Excerpts from an interface dataset:
>>>>

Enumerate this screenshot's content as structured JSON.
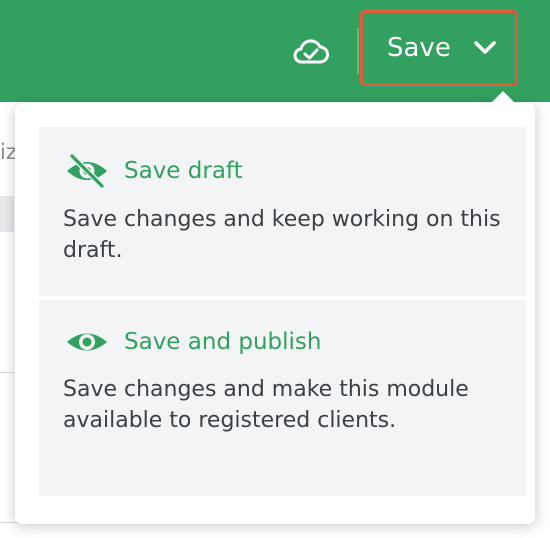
{
  "header": {
    "cloud_icon": "cloud-check-icon",
    "save_button": {
      "label": "Save",
      "chevron_icon": "chevron-down-icon"
    }
  },
  "background": {
    "fragment_text": "iz"
  },
  "menu": {
    "items": [
      {
        "icon": "eye-slash-icon",
        "title": "Save draft",
        "description": "Save changes and keep working on this draft."
      },
      {
        "icon": "eye-icon",
        "title": "Save and publish",
        "description": "Save changes and make this module available to registered clients."
      }
    ]
  },
  "colors": {
    "header_green": "#32a05f",
    "accent_green": "#32a05f",
    "highlight_border": "#e35a3a",
    "text_dark": "#3a4147"
  }
}
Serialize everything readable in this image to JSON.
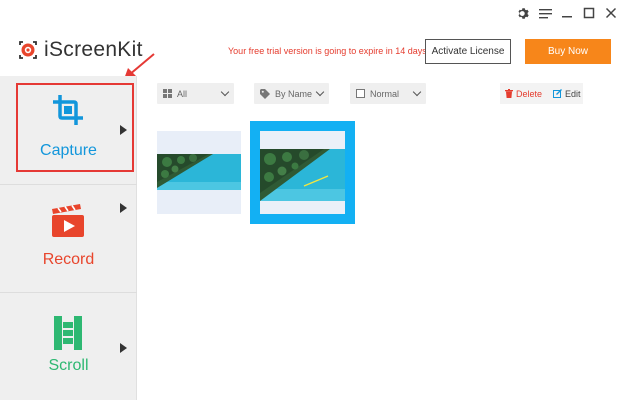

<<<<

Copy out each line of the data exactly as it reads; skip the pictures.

Enumerate this screenshot's content as structured JSON.
{
  "header": {
    "cloud_icon": "cloud-check-icon",
    "save_button": {
      "label": "Save",
      "chevron_icon": "chevron-down-icon"
    }
  },
  "background": {
    "fragment_text": "iz"
  },
  "menu": {
    "items": [
      {
        "icon": "eye-slash-icon",
        "title": "Save draft",
        "description": "Save changes and keep working on this draft."
      },
      {
        "icon": "eye-icon",
        "title": "Save and publish",
        "description": "Save changes and make this module available to registered clients."
      }
    ]
  },
  "colors": {
    "header_green": "#32a05f",
    "accent_green": "#32a05f",
    "highlight_border": "#e35a3a",
    "text_dark": "#3a4147"
  }
}
Serialize everything readable in this image to JSON.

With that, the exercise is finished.